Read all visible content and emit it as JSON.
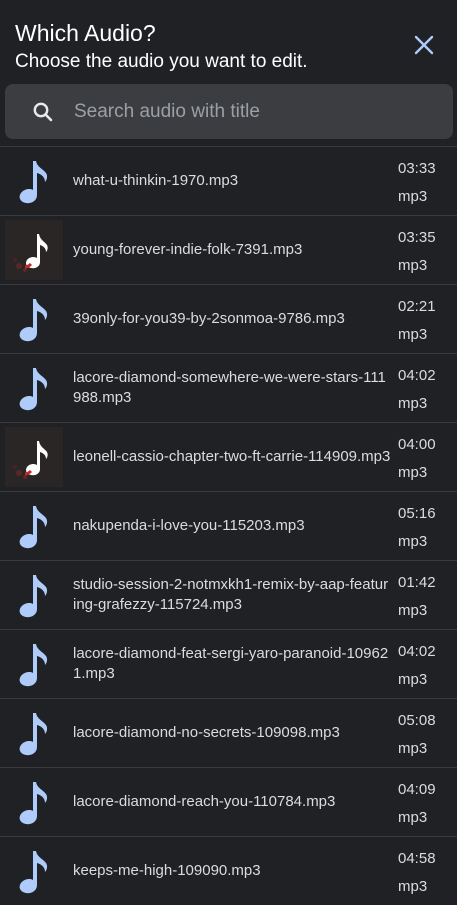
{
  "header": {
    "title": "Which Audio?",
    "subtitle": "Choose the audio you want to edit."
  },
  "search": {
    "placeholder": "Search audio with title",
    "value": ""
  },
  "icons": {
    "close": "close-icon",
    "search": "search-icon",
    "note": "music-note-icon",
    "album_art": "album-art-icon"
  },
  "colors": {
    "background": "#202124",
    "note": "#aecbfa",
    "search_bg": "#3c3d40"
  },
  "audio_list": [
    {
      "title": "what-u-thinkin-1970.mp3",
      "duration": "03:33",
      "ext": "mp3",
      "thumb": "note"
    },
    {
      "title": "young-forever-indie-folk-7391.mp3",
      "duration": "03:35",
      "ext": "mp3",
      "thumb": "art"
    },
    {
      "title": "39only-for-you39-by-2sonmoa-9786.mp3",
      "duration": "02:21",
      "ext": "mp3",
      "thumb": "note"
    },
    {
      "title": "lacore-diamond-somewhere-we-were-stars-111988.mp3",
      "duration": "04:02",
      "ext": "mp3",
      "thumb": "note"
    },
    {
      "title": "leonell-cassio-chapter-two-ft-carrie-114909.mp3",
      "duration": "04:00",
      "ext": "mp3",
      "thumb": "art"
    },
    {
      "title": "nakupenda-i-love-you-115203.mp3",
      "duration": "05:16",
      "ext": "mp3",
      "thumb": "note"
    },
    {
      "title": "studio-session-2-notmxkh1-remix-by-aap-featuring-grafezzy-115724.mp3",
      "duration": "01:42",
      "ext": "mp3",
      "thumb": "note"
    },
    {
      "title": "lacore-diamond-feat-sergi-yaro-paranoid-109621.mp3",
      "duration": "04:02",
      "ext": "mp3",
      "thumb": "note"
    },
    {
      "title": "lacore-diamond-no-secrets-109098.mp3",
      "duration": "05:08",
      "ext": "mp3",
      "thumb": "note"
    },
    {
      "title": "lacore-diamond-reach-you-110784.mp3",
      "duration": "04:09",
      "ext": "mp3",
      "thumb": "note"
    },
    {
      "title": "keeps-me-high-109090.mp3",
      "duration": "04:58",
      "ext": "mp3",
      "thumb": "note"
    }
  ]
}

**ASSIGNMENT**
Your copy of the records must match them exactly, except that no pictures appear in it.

**SOLUTION TO THE PROBLEM**
Read all visible content and emit it as JSON.
{
  "header": {
    "title": "Which Audio?",
    "subtitle": "Choose the audio you want to edit."
  },
  "search": {
    "placeholder": "Search audio with title",
    "value": ""
  },
  "icons": {
    "close": "close-icon",
    "search": "search-icon",
    "note": "music-note-icon",
    "album_art": "album-art-icon"
  },
  "colors": {
    "background": "#202124",
    "note": "#aecbfa",
    "search_bg": "#3c3d40"
  },
  "audio_list": [
    {
      "title": "what-u-thinkin-1970.mp3",
      "duration": "03:33",
      "ext": "mp3",
      "thumb": "note"
    },
    {
      "title": "young-forever-indie-folk-7391.mp3",
      "duration": "03:35",
      "ext": "mp3",
      "thumb": "art"
    },
    {
      "title": "39only-for-you39-by-2sonmoa-9786.mp3",
      "duration": "02:21",
      "ext": "mp3",
      "thumb": "note"
    },
    {
      "title": "lacore-diamond-somewhere-we-were-stars-111988.mp3",
      "duration": "04:02",
      "ext": "mp3",
      "thumb": "note"
    },
    {
      "title": "leonell-cassio-chapter-two-ft-carrie-114909.mp3",
      "duration": "04:00",
      "ext": "mp3",
      "thumb": "art"
    },
    {
      "title": "nakupenda-i-love-you-115203.mp3",
      "duration": "05:16",
      "ext": "mp3",
      "thumb": "note"
    },
    {
      "title": "studio-session-2-notmxkh1-remix-by-aap-featuring-grafezzy-115724.mp3",
      "duration": "01:42",
      "ext": "mp3",
      "thumb": "note"
    },
    {
      "title": "lacore-diamond-feat-sergi-yaro-paranoid-109621.mp3",
      "duration": "04:02",
      "ext": "mp3",
      "thumb": "note"
    },
    {
      "title": "lacore-diamond-no-secrets-109098.mp3",
      "duration": "05:08",
      "ext": "mp3",
      "thumb": "note"
    },
    {
      "title": "lacore-diamond-reach-you-110784.mp3",
      "duration": "04:09",
      "ext": "mp3",
      "thumb": "note"
    },
    {
      "title": "keeps-me-high-109090.mp3",
      "duration": "04:58",
      "ext": "mp3",
      "thumb": "note"
    }
  ]
}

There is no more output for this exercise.